Republicans accuse Democrats of ignoring a long-forgotten 1979 law that says summaries of bills need to be written at an eighth-grade level — a law resurrected this month by the GOP. The boycotters also say they won't return unless “extreme” bills, like the ones on abortion, gender-affirming care and gun safety, are scrapped.
Wagner has said House Bill 2002 on abortion and gender-affirming care is nonnegotiable. Republicans object, in particular, to a provision that would allow doctors to provide an abortion to anyone regardless of age and bar them in certain cases from disclosing that to parents.
The last day of Oregon's legislative session is June 25. Democratic Gov. Tina Kotek has signed a bill to keep funds flowing to state agencies until September if no budget has become law by July 1 and says she doesn't think the state “is in crisis mode yet.”
She could call a special legislative session in the summer to get a budget approved and hasn't ruled out ordering the Oregon State Police to haul the protesters to the Senate. Such an order was issued in 2019 but not carried out.
Despite all the rancor, Tymchuk doesn't believe The Oregon Way is dead.

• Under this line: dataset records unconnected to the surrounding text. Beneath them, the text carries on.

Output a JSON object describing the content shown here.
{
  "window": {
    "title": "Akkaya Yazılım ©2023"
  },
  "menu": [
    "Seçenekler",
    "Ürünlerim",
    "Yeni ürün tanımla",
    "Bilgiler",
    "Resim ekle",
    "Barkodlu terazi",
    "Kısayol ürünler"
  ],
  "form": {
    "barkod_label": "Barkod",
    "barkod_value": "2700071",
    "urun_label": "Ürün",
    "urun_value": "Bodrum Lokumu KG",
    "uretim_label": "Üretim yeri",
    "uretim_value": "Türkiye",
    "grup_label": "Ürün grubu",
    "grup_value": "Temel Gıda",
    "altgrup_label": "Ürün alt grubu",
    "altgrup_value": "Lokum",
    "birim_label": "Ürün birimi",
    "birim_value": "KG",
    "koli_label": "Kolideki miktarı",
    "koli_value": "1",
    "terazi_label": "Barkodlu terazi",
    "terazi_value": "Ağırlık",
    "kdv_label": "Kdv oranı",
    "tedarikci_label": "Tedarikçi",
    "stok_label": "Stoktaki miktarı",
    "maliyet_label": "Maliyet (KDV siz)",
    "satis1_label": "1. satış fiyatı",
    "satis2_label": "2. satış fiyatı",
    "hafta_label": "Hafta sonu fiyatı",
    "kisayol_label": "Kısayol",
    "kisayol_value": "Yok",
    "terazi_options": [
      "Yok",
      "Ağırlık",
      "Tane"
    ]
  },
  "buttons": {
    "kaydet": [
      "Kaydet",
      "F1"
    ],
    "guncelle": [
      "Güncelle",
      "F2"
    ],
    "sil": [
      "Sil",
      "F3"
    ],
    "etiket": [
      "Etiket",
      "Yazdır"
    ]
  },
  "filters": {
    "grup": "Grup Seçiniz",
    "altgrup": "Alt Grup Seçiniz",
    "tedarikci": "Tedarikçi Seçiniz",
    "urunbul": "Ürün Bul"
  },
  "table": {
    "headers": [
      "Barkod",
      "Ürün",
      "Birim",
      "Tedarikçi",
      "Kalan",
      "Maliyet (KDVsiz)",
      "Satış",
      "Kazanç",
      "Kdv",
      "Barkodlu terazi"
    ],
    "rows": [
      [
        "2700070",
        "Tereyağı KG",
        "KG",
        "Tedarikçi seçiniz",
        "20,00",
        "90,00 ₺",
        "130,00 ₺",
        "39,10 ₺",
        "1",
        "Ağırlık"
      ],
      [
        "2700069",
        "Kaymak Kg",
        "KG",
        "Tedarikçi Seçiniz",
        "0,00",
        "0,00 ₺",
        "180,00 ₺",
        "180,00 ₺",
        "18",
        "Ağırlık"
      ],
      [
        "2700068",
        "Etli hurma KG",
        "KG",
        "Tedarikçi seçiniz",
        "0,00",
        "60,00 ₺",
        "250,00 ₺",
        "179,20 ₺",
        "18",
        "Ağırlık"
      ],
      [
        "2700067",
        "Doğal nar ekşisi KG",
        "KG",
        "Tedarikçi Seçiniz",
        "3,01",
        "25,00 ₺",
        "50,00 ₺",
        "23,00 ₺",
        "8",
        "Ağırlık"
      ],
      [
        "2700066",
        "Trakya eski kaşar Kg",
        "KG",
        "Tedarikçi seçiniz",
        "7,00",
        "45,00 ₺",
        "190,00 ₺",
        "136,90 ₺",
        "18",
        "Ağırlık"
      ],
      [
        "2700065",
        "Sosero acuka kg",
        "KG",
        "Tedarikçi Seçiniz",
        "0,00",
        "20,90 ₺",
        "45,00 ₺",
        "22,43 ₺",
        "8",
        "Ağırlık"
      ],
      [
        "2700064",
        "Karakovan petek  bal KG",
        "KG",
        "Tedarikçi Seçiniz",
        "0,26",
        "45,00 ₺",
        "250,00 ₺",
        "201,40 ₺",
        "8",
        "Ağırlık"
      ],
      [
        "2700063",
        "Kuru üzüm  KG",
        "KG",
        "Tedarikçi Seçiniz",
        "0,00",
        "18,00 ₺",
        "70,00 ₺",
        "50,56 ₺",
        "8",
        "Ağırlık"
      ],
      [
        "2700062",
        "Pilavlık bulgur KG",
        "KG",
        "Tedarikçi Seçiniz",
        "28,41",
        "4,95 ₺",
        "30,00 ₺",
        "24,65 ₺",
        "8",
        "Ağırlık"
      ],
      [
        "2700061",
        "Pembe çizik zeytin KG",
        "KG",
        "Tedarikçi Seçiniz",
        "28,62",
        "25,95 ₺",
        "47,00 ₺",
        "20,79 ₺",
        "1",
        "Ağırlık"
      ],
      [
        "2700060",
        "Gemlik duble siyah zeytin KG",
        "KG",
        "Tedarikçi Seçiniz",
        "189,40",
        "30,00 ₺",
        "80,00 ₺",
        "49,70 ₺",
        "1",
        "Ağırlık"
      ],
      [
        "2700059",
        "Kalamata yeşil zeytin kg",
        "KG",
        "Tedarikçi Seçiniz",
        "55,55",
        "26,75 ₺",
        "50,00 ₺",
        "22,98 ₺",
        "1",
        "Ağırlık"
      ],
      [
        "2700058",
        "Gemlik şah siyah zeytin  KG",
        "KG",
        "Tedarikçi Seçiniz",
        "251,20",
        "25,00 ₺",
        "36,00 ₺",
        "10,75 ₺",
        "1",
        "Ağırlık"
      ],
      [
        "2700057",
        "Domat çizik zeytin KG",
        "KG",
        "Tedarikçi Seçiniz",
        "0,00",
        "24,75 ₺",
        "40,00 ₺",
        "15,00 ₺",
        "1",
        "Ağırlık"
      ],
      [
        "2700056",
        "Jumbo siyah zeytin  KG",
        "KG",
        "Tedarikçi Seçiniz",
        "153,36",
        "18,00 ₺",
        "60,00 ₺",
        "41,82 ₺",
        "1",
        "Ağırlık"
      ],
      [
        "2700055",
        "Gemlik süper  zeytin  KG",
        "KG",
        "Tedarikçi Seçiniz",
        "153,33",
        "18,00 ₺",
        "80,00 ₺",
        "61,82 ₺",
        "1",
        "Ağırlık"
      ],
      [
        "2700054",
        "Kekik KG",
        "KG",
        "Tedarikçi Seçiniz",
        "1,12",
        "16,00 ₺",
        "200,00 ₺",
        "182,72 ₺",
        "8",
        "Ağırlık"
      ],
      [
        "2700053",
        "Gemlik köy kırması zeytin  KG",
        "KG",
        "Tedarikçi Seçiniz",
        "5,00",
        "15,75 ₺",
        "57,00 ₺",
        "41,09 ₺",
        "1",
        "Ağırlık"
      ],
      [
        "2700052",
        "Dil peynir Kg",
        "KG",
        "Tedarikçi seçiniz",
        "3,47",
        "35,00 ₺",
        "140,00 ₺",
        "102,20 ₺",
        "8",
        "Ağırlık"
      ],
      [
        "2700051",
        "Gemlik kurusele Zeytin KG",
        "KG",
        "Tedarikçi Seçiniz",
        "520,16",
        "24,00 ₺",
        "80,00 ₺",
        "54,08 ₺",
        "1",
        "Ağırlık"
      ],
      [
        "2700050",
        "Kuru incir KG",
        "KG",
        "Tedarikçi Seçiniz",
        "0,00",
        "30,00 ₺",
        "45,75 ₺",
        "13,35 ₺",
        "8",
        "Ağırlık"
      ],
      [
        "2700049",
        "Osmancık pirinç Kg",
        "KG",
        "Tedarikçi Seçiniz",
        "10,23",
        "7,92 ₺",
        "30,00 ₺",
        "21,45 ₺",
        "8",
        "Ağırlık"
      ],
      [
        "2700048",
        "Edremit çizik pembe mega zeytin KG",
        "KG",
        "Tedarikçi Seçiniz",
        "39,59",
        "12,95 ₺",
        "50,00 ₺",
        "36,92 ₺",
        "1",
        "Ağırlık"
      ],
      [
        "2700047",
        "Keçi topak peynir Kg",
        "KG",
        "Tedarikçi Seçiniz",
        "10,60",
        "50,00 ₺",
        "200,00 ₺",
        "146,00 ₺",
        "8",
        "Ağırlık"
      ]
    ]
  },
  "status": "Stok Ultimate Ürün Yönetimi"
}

“I still remain hopeful and optimistic that Oregon will find its way back,” he said.